━━━ Exercise input ━━━
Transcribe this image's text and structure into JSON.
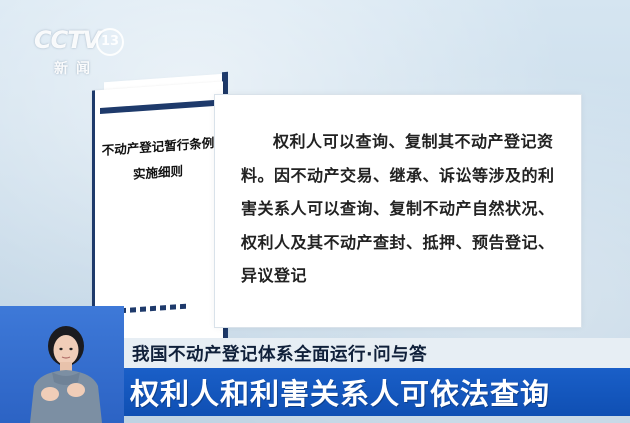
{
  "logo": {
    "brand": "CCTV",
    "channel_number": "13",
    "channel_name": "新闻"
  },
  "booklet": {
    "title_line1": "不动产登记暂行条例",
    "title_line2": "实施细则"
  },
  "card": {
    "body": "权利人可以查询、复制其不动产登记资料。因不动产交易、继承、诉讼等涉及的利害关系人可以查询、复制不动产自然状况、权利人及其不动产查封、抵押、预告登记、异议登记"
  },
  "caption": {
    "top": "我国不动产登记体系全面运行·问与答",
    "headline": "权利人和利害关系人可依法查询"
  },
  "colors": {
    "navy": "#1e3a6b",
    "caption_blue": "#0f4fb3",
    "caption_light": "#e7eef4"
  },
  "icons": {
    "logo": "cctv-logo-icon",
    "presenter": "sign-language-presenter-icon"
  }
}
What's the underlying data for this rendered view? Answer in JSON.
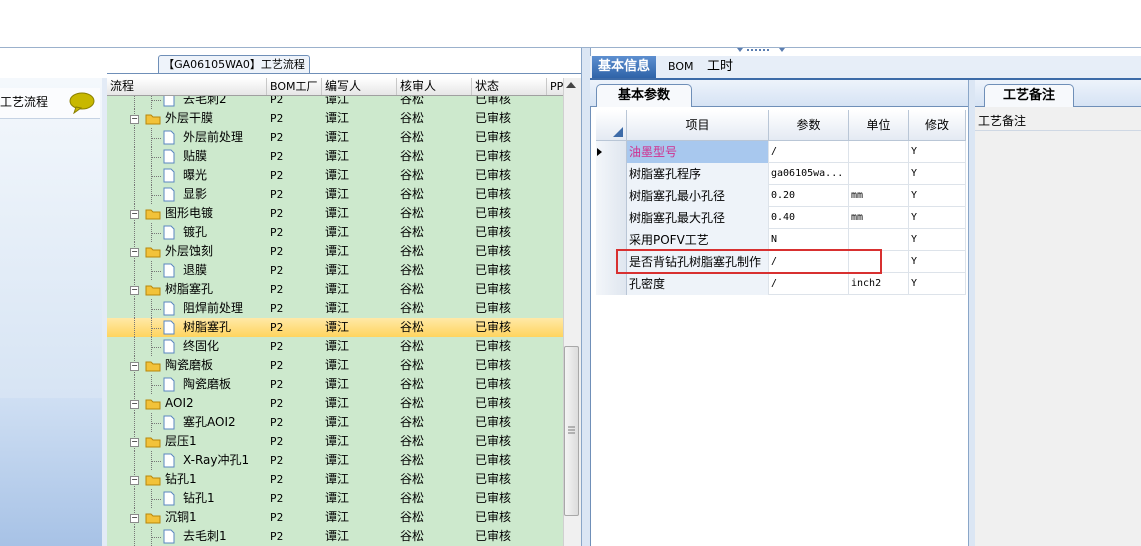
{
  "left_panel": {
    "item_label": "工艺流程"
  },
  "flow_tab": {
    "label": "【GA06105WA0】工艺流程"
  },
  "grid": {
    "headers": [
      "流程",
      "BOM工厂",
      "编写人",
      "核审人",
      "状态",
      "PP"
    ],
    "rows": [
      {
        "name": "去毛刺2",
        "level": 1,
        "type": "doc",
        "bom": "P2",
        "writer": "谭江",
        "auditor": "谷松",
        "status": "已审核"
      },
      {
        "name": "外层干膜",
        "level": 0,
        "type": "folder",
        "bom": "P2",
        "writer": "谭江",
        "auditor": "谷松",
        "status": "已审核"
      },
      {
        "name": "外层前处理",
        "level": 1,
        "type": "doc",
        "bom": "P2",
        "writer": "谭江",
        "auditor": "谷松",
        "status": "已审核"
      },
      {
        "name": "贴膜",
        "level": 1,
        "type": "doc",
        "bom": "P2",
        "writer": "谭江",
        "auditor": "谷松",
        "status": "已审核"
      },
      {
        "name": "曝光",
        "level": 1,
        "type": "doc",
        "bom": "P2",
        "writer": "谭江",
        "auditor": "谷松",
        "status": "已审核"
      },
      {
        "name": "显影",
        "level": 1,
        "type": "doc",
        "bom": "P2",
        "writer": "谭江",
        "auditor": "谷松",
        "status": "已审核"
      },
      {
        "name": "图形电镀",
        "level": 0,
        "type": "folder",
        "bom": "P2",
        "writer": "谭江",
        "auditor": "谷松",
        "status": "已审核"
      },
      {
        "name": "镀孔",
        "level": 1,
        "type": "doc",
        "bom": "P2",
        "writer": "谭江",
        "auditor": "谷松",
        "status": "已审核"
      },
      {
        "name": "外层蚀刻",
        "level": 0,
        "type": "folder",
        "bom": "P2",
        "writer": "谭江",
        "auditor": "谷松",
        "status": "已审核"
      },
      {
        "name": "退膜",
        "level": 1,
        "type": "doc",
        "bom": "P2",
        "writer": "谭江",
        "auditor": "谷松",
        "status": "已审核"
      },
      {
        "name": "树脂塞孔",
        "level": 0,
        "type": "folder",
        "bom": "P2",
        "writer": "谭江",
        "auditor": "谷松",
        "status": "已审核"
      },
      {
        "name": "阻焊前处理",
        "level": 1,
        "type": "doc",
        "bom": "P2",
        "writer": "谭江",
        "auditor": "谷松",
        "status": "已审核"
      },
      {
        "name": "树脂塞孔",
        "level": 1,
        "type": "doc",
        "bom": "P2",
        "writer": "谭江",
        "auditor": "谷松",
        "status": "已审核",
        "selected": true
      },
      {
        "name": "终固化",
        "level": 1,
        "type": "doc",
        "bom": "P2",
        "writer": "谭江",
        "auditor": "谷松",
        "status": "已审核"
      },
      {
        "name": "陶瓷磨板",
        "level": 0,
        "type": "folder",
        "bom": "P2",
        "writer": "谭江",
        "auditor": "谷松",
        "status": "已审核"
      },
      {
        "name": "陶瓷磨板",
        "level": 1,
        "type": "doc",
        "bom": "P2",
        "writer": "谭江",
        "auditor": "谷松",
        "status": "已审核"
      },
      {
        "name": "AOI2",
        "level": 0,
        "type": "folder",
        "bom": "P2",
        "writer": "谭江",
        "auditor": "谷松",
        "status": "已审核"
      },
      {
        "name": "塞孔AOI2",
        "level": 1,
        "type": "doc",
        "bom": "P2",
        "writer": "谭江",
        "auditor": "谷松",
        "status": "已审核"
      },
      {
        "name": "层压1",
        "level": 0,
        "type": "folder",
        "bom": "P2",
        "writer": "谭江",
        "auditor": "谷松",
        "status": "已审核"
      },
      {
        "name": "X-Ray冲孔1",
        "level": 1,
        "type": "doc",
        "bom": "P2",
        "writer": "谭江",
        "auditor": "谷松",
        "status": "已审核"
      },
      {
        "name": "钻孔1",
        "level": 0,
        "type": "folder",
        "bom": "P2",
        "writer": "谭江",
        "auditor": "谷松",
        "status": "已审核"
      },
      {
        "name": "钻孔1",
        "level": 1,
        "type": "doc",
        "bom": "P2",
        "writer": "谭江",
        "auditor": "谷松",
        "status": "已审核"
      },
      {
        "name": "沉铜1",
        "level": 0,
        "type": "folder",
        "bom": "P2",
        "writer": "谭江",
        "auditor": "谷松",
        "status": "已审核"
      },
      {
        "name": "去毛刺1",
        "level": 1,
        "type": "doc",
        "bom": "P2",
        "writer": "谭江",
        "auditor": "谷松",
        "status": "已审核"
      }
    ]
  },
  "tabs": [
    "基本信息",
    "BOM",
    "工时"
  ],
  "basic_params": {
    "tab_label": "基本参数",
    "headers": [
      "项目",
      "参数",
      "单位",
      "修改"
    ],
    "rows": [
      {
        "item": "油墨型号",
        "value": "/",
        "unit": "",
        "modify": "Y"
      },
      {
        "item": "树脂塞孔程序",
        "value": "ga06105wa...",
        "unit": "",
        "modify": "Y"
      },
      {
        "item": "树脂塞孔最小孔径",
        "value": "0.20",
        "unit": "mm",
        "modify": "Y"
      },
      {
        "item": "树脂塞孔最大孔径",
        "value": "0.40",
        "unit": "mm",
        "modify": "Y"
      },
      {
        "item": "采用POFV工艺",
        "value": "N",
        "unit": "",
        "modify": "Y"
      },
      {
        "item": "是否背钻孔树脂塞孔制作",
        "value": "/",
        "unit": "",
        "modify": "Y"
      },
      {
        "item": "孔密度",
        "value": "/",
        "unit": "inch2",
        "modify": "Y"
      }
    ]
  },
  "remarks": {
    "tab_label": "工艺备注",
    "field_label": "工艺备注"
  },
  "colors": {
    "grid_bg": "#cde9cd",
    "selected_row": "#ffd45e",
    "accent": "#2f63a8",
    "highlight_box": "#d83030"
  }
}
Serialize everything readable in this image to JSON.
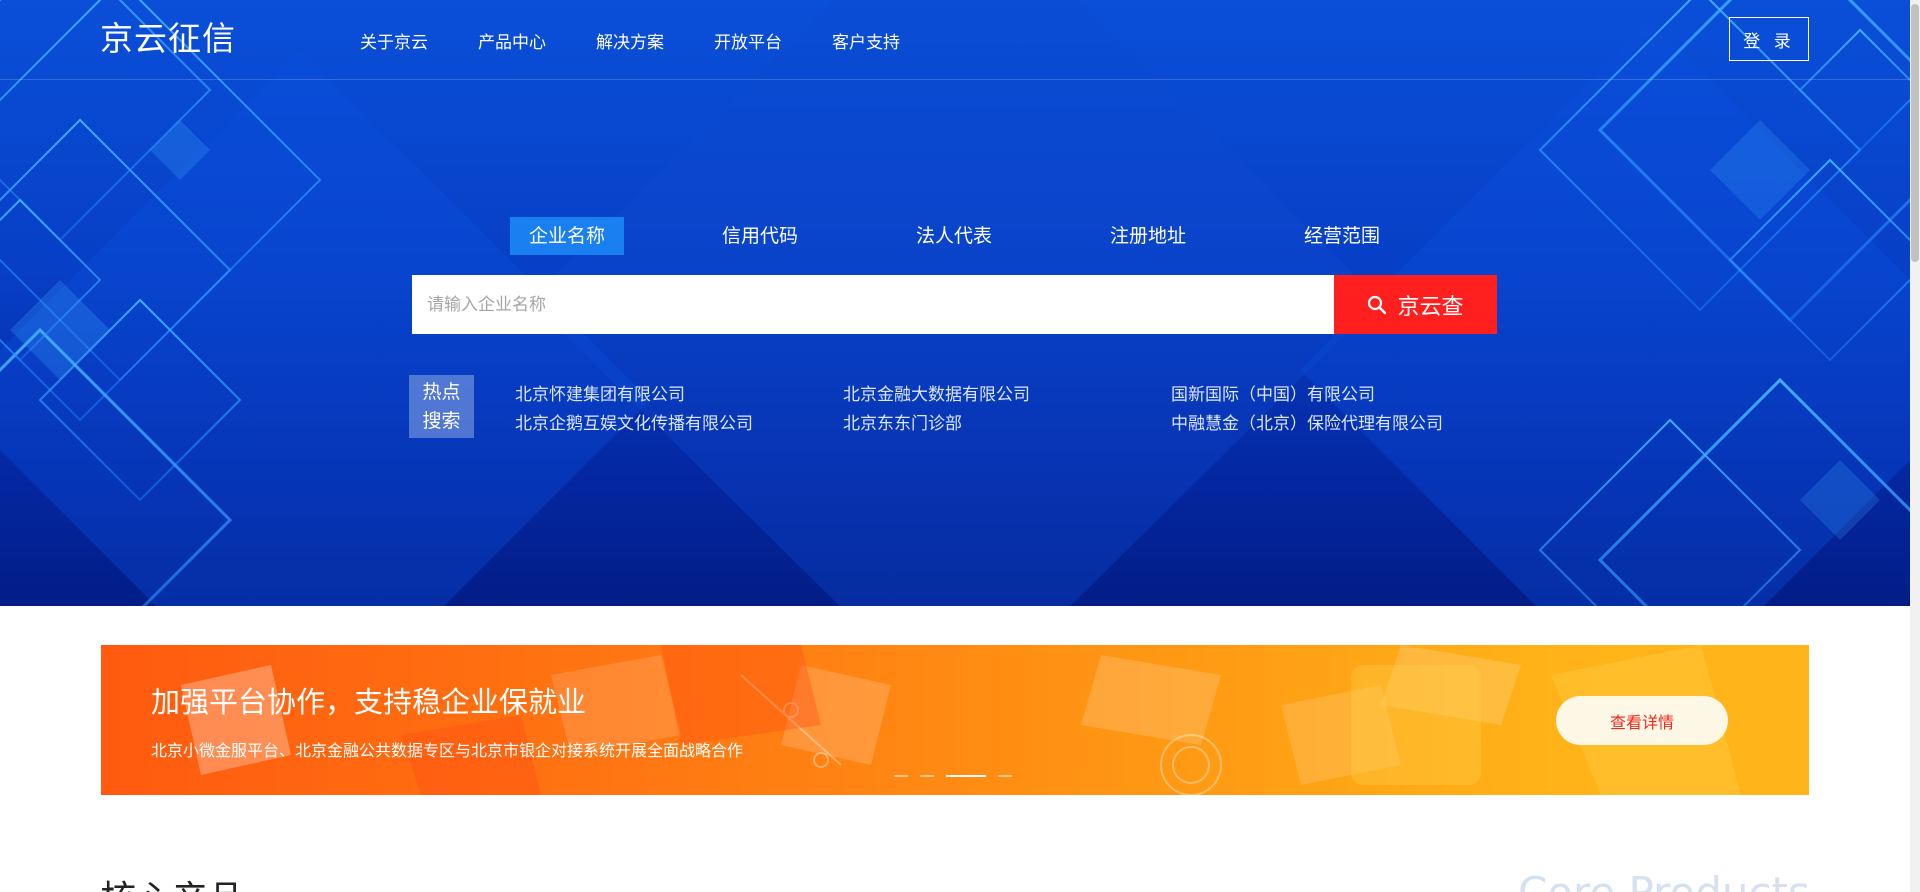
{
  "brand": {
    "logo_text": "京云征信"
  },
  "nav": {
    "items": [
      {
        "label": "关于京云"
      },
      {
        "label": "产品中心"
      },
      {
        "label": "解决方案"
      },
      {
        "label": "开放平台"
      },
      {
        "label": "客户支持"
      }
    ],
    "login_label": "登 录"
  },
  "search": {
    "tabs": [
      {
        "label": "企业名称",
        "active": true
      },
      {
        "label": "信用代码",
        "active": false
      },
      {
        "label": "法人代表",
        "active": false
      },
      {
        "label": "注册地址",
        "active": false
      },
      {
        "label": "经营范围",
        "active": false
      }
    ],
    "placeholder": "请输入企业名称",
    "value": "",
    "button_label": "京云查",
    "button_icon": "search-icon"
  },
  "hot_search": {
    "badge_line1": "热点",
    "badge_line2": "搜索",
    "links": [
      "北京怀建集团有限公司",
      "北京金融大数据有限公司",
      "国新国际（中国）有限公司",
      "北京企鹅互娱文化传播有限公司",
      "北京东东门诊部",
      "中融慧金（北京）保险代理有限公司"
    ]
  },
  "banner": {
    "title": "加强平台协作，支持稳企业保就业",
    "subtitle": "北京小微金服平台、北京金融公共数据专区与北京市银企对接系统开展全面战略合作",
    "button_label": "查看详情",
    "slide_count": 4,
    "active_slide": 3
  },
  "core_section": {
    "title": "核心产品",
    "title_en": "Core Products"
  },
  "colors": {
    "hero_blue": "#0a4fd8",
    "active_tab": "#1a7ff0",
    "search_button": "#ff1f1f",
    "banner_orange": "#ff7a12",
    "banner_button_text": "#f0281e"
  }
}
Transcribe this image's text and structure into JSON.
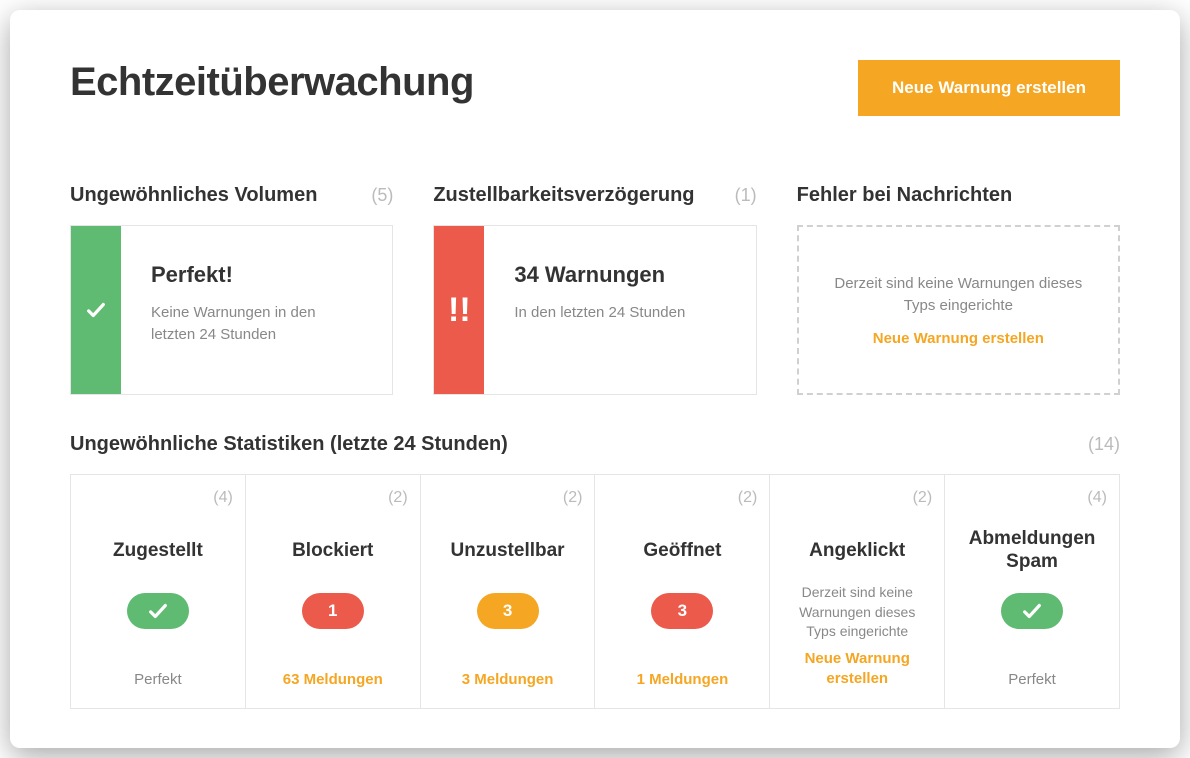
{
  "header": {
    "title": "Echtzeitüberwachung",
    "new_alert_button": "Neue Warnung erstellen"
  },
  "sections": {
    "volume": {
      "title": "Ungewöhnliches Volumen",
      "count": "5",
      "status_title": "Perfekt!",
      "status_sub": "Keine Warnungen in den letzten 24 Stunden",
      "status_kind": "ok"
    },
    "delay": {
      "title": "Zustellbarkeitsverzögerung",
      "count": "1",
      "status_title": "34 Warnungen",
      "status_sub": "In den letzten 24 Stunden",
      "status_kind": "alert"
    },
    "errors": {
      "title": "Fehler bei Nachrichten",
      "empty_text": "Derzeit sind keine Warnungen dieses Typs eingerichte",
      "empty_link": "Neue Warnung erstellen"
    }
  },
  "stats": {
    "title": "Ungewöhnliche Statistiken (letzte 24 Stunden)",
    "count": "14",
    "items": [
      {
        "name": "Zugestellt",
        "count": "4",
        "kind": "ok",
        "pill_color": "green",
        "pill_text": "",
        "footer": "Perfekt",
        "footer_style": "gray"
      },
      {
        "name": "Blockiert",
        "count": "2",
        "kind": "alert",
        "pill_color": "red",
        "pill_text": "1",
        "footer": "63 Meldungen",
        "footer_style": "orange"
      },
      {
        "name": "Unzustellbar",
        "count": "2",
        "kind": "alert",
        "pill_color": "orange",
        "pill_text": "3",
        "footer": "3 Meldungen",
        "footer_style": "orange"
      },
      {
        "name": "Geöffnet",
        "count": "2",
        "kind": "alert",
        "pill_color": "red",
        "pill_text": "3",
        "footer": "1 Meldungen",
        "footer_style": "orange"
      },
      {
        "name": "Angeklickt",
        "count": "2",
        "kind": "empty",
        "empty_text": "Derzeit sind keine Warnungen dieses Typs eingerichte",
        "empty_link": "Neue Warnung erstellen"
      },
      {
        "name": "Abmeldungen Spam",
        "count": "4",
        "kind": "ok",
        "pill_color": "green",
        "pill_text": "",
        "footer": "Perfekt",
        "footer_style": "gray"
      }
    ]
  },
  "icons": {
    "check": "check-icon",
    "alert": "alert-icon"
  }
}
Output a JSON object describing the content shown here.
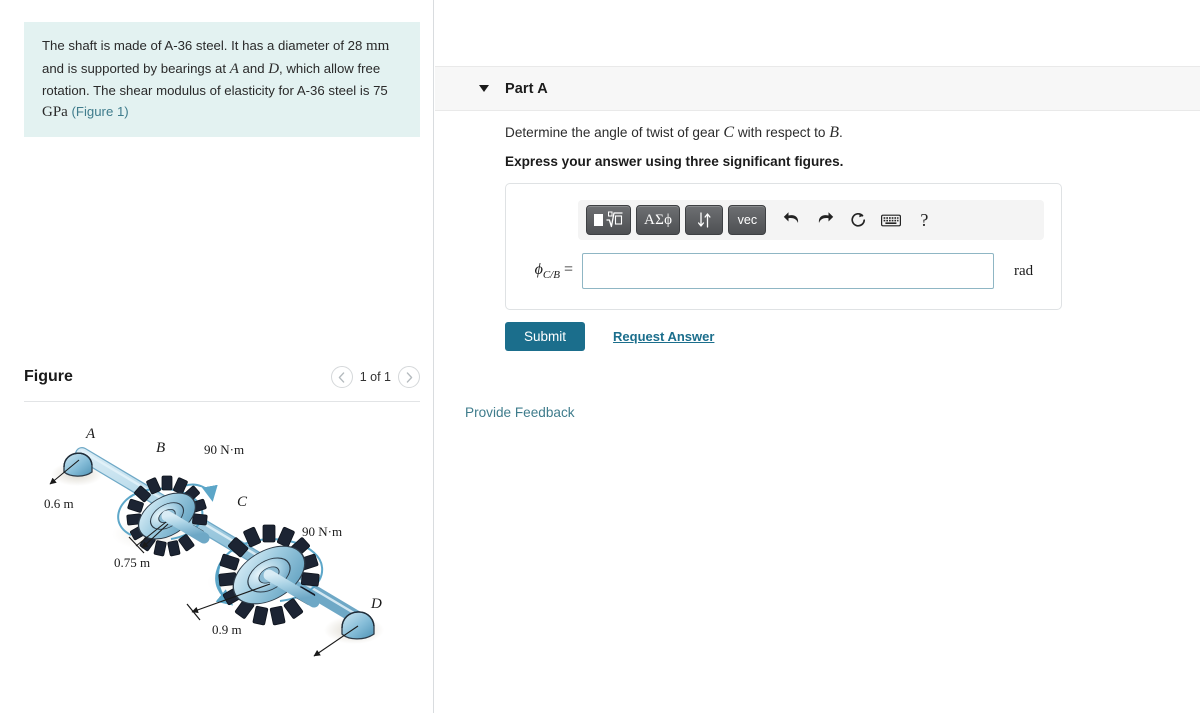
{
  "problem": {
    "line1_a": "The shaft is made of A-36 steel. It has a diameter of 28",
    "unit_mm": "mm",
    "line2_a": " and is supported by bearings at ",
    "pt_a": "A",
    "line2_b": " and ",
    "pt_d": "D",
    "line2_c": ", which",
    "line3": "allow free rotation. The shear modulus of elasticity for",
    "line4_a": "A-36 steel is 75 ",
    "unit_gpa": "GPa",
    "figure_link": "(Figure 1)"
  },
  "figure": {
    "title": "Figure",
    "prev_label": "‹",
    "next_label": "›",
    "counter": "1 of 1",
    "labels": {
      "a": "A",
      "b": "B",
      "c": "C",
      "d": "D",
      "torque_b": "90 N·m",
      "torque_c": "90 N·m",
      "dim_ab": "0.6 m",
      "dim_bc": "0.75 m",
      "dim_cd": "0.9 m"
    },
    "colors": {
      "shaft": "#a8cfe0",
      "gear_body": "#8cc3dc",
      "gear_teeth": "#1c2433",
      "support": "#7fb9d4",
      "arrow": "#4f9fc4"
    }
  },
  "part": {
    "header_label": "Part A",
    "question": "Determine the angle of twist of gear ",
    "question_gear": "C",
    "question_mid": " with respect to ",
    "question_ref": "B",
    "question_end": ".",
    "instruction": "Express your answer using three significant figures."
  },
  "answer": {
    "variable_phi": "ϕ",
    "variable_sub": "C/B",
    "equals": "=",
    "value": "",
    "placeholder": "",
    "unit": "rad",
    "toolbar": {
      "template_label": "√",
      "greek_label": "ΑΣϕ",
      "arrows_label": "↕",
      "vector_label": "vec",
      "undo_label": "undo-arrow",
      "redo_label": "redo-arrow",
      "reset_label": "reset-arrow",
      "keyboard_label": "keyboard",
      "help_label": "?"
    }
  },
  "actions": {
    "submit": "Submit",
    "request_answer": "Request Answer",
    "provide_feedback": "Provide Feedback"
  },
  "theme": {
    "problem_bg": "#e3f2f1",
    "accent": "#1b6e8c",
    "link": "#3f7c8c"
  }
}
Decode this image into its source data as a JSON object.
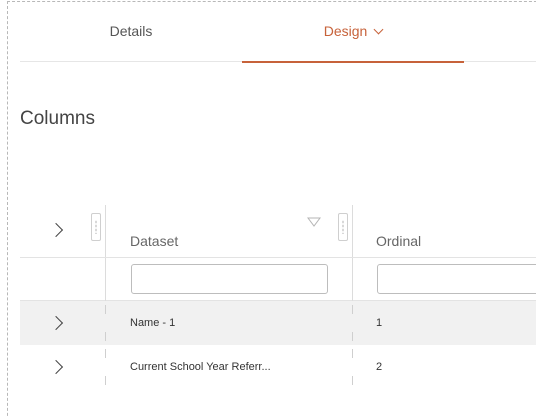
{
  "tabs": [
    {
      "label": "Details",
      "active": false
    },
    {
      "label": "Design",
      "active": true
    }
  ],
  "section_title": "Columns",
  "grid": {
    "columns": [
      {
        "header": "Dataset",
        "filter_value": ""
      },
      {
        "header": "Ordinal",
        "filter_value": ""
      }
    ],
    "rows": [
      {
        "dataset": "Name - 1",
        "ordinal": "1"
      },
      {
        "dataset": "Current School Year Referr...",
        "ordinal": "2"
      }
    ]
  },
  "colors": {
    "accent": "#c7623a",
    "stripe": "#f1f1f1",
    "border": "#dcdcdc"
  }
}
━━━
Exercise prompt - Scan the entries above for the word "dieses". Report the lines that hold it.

Reply to the task -
      "empty_text": "Derzeit sind keine Warnungen dieses Typs eingerichte",
        "empty_text": "Derzeit sind keine Warnungen dieses Typs eingerichte",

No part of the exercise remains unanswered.